  • The Author 2016. Published by Oxford University Press. All rights reserved. Many Vietnamese consider the Hng Kings, who allegedly ruled from 2879 to 258 BCE, to be their ancestors and the founders of their nation. Not concerned with the historicity of the Hng Kings, this article focuses on the role of the narrative of the Hng Kings in the Republic of Vietnam (RVN) between 1955 and 1975. During different periods of the RVN, attitudes toward the Hng Kings varied from a denial of their importance to attempts to use them to mobilize people for agendas that ranged from anti-Communism to antiwar sentiment to anti-Westernism. Those not inclined to employ this narrative questioned its historicity. Those who did employ it relegated proof of the kings' historical existence to secondary place. By bringing the Hng Kings into their discourses they were establishing them not necessarily as historical but primarily as a social fact transmitted through collective memory. Based on archival materials and publications, this article examines the agendas of those who "harnessed" the Hng King narrative. It also compares the Hng Kings' status in the RVN to that in the Democratic Republic of Vietnam (DRV), highlighting differences and similarities between the two. I argue that the Hung Kings represent the complexity of South Vietnamese society and of the idea of being Vietnamese. This is the first study of the Hng Kings in South Vietnam.

published proceedings


altmetric score

  • 3

author list (cited authors)

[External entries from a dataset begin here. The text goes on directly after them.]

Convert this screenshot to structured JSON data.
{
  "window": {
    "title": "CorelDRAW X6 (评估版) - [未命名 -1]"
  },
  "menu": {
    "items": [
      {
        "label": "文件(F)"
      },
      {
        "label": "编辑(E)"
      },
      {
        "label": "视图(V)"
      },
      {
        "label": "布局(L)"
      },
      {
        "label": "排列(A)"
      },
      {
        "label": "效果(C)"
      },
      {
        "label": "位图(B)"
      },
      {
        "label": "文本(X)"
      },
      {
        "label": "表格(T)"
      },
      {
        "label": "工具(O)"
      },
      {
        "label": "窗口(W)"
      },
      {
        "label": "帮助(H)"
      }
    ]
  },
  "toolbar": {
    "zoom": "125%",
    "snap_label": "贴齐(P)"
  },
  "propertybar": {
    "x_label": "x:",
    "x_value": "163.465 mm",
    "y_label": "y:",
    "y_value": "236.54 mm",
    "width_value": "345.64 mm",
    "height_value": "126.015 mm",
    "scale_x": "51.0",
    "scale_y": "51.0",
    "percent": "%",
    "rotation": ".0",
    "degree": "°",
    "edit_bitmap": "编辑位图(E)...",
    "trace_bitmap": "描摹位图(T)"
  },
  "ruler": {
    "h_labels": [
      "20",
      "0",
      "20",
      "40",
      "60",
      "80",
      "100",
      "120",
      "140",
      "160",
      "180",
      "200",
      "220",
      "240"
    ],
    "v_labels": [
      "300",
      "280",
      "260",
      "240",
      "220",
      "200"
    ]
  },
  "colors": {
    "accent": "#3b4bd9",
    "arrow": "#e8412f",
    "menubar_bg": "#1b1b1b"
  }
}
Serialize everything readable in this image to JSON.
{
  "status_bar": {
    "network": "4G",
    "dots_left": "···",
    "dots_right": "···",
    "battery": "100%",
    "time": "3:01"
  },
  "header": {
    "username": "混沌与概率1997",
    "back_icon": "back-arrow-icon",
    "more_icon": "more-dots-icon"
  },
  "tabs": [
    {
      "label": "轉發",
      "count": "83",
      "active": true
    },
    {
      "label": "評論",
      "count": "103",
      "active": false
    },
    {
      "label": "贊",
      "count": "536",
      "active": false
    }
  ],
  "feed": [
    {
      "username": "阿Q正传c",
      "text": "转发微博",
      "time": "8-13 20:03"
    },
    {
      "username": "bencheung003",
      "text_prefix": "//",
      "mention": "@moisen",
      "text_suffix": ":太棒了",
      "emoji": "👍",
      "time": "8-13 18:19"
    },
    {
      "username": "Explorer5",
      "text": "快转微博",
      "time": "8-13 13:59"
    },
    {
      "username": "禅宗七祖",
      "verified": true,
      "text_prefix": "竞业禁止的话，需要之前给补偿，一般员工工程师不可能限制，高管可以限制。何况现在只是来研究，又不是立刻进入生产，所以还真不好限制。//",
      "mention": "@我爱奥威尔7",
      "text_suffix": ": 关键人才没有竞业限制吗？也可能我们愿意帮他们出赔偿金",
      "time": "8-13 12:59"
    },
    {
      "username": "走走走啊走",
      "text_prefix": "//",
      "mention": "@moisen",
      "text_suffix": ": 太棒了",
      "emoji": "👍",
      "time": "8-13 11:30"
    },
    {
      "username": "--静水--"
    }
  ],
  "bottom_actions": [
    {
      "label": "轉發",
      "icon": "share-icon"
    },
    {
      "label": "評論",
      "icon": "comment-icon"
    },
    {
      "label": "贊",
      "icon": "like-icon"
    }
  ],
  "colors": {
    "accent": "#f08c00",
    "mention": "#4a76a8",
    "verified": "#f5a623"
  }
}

  • Dror, O.

citation count

  • 0

complete list of authors

  • Dror, Olga

publication date

  • January 2017